Species description:
Genus named for the white, scale-like leaves on the main stem. Species name meaning spiny nerve, probably in reference to the teeth on the back of the midrib.
Sporophytes frequent, maturing in spring, with red­ brown sporangia and seta when ripe.
Sometimes called Mnium menziesii or L. menziesii, both of which are synonyms. Sometimes called "palm tree moss".
Distinguishing characteristics:
The leafy plants that resemble small trees, the white, narrowly triangular leaves on the main stem and the nodding sporangia are useful features. In male plants, the rosette of leaves surrounding the sex organs is distinctive in a dwarf tree-like plant; no other moss in British Columbia resembles it.
Forming loose to tall turfs of miniature, tree-like, dark green plants, superficially resembling tiny palm trees
Similar Species:
Possibly Climacium dendroides might be considered similar, but the broad heart-shaped stem-leaves, the more shiny ap­pressed leaves and the usual presence of a subterranean creeping stem separate Climacium from L. acanthoneuron. Pleuroziopsis ruthenica has plants in which the apical mass of branches forms a horizontally flat­tened, intricately branched system. Thamnobryum neckeroides also pos­sesses somewhat flattened branched systems but the leafy branches are decidedly swollen compared to Leucolepis. Hypopterygium fauriei also has somewhat flattened but tiny, tree-like shoots but the leafy shoots are also conspicuously flattened with the leaf on the underside of the branch much smaller than the lateral ones; this moss is a calcicole.
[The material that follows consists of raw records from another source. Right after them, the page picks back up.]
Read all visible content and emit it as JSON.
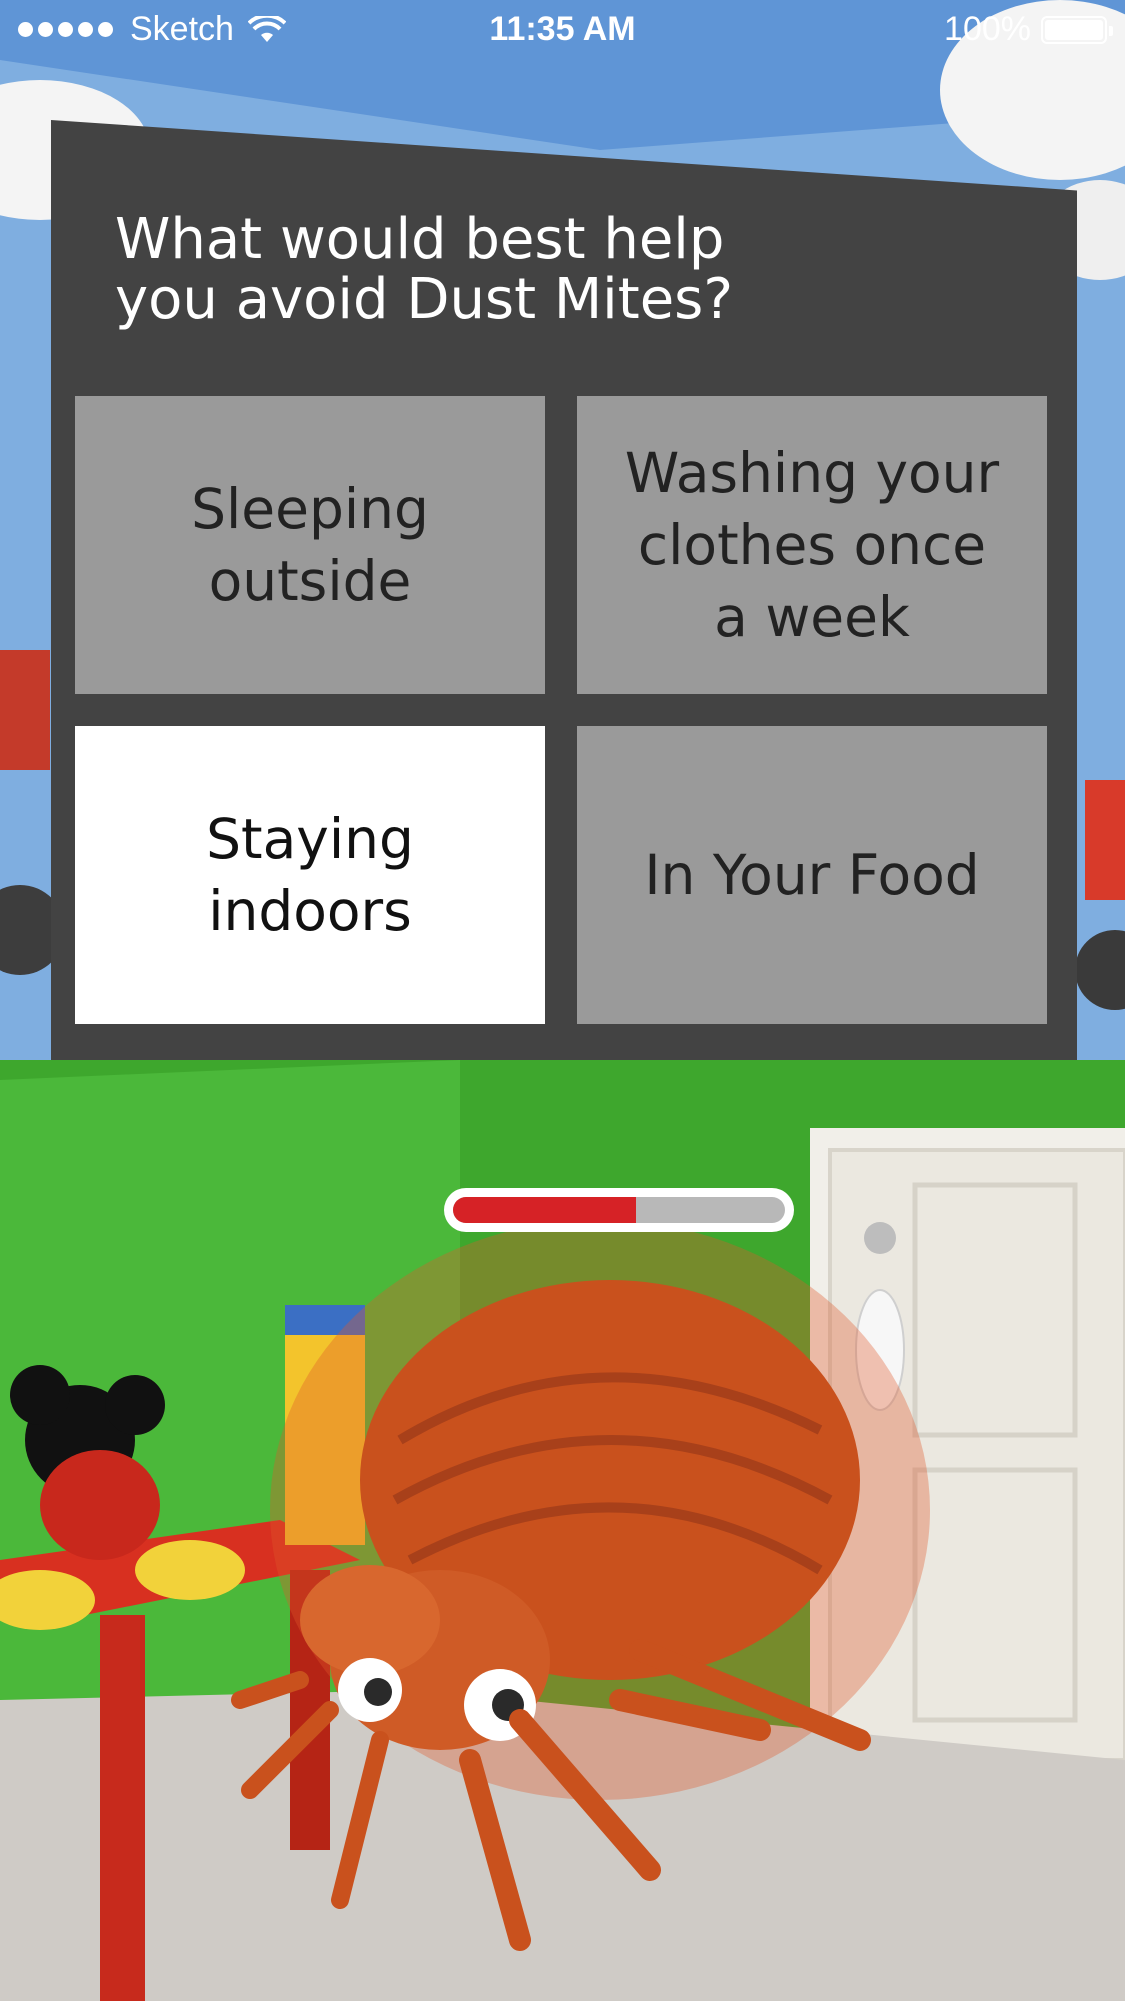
{
  "status_bar": {
    "carrier": "Sketch",
    "time": "11:35 AM",
    "battery": "100%"
  },
  "quiz": {
    "question": "What would best help\nyou avoid Dust Mites?",
    "answers": [
      {
        "label": "Sleeping\noutside",
        "selected": false
      },
      {
        "label": "Washing your\nclothes once\na week",
        "selected": false
      },
      {
        "label": "Staying\nindoors",
        "selected": true
      },
      {
        "label": "In Your Food",
        "selected": false
      }
    ]
  },
  "progress": {
    "fraction": 0.55,
    "fill_color": "#d62226",
    "track_color": "#b8b8b8"
  },
  "icons": [
    "signal-dots-icon",
    "wifi-icon",
    "battery-icon",
    "dust-mite-character",
    "bedroom-background"
  ]
}
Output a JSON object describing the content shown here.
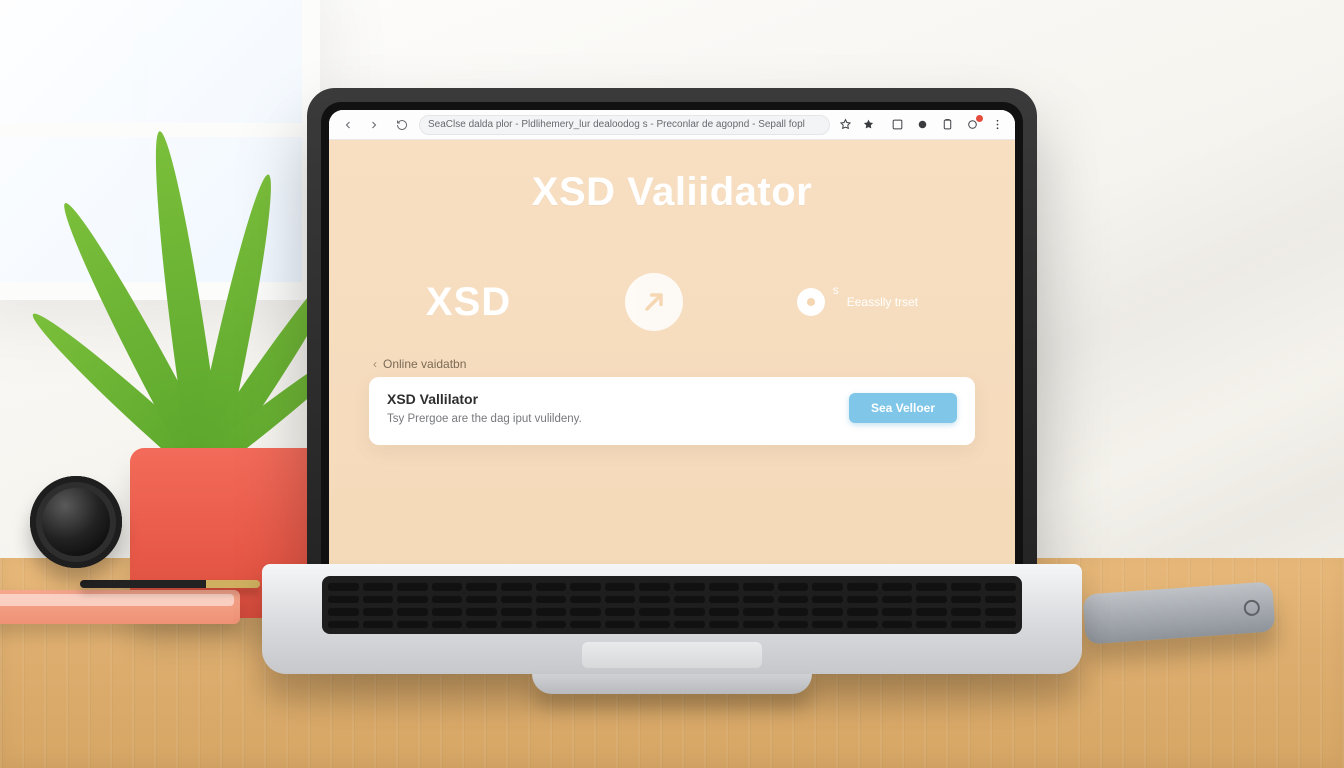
{
  "browser": {
    "omnibox": "SeaClse dalda plor - Pldlihemery_lur dealoodog s - Preconlar de agopnd - Sepall fopl"
  },
  "page": {
    "hero_title": "XSD Valiidator",
    "feature_xsd": "XSD",
    "feature_right_sup": "s",
    "feature_right_caption": "Eeasslly trset",
    "breadcrumb": "Online vaidatbn",
    "card_title": "XSD Vallilator",
    "card_subtitle": "Tsy Prergoe are the dag iput vulildeny.",
    "card_button": "Sea Velloer"
  }
}
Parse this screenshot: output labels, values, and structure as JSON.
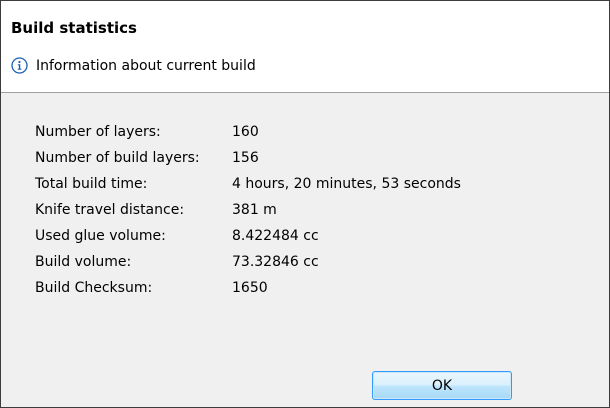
{
  "dialog": {
    "title": "Build statistics",
    "info_icon": "info-circle-icon",
    "info_text": "Information about current build"
  },
  "stats": [
    {
      "label": "Number of layers:",
      "value": "160"
    },
    {
      "label": "Number of build layers:",
      "value": "156"
    },
    {
      "label": "Total build time:",
      "value": "4 hours, 20 minutes, 53 seconds"
    },
    {
      "label": "Knife travel distance:",
      "value": "381 m"
    },
    {
      "label": "Used glue volume:",
      "value": "8.422484 cc"
    },
    {
      "label": "Build volume:",
      "value": "73.32846 cc"
    },
    {
      "label": "Build Checksum:",
      "value": "1650"
    }
  ],
  "buttons": {
    "ok_label": "OK"
  },
  "colors": {
    "info_icon": "#1c5fb3",
    "button_border": "#3399ff"
  }
}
Habitat / Range

Usually in dampish rich soil of shaded sites, especially near water courses in forests, but also an epiphyte (especially on broad-leafed maple), on rotten logs and soil over rock.
World Distribution

Confined to western North America from south­eastern Alaska to central California and eastward to Idaho.

Synonyms and Alternate Names

Leucolepis menziesii (Hook.) Steere
Mnium menziesii Hook.

Taxonomic and Nomenclatural Links

Additional Range and Status Information Links

Additional Photo Sources

General References